Bombs in Baghdad Kill 14, Wound Dozens

BAGHDAD (Reuters) -
Smoke rises from a car bomb attack in the Saydiya district of southern Baghdad, Iraq May 2, 2016. REUTERS/Ahmed al-Husseini
Smoke rises from a car bomb attack in the Saydiya district of southern Baghdad, Iraq, Monday. (Reuters/Ahmed al-Husseini)

Three bombs went off in and around Baghdad on Monday, killing at least 14 people, including Shiite Muslim pilgrims, police and medical sources said.

The largest blast, from a parked car bomb in the Saydiya district of southern Baghdad, killed 11 and wounded 30, the sources said.

Explosives planted on the ground in Tarmiya, 15 miles north of Baghdad, killed two and wounded six, while a roadside bomb in Khalisa, a town 20 miles south of the city, left one dead and two wounded.

There was no immediate claim of responsibility for any of the attacks, but Islamic State terrorists fighting Iraqi forces in the north and west regularly target security personnel and Shiite civilians whom they consider apostates.

Islamic State’s al-Qaida predecessor was blamed in the past for such attacks on Shiite pilgrims, including blasts in 2012 that left 70 people dead nationwide.

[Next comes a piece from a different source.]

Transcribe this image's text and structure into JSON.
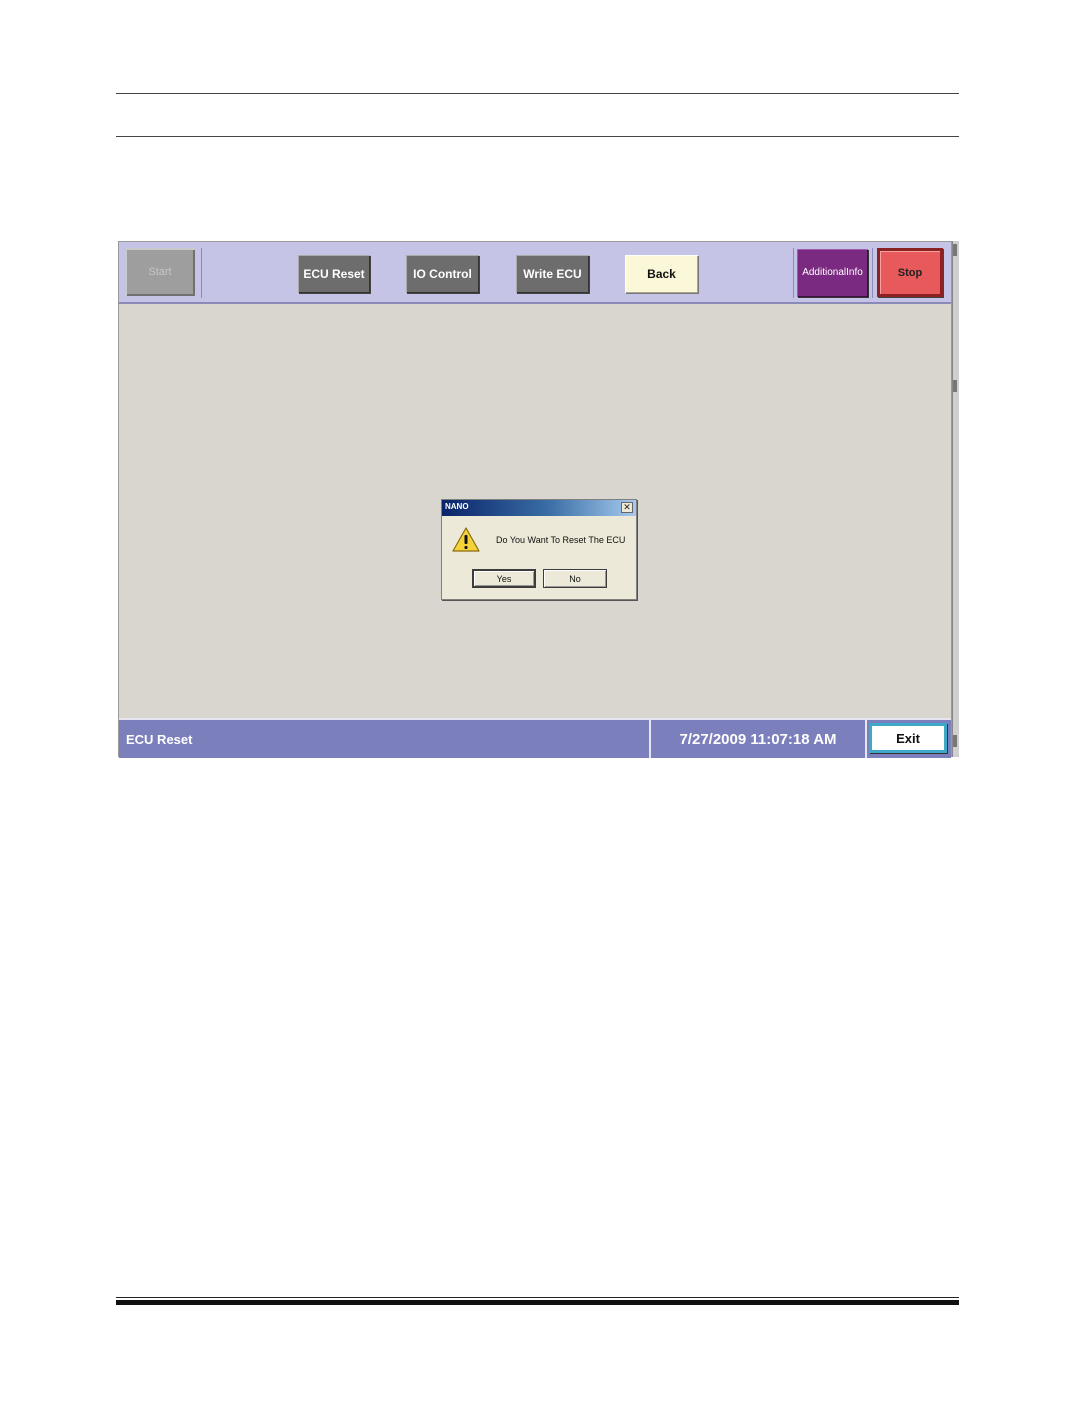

Security has gradually improved in Baghdad, which was the target of daily bombings a decade ago, but there has been a string of blasts in recent days, including a suicide attack on Saturday that killed at least 19 people.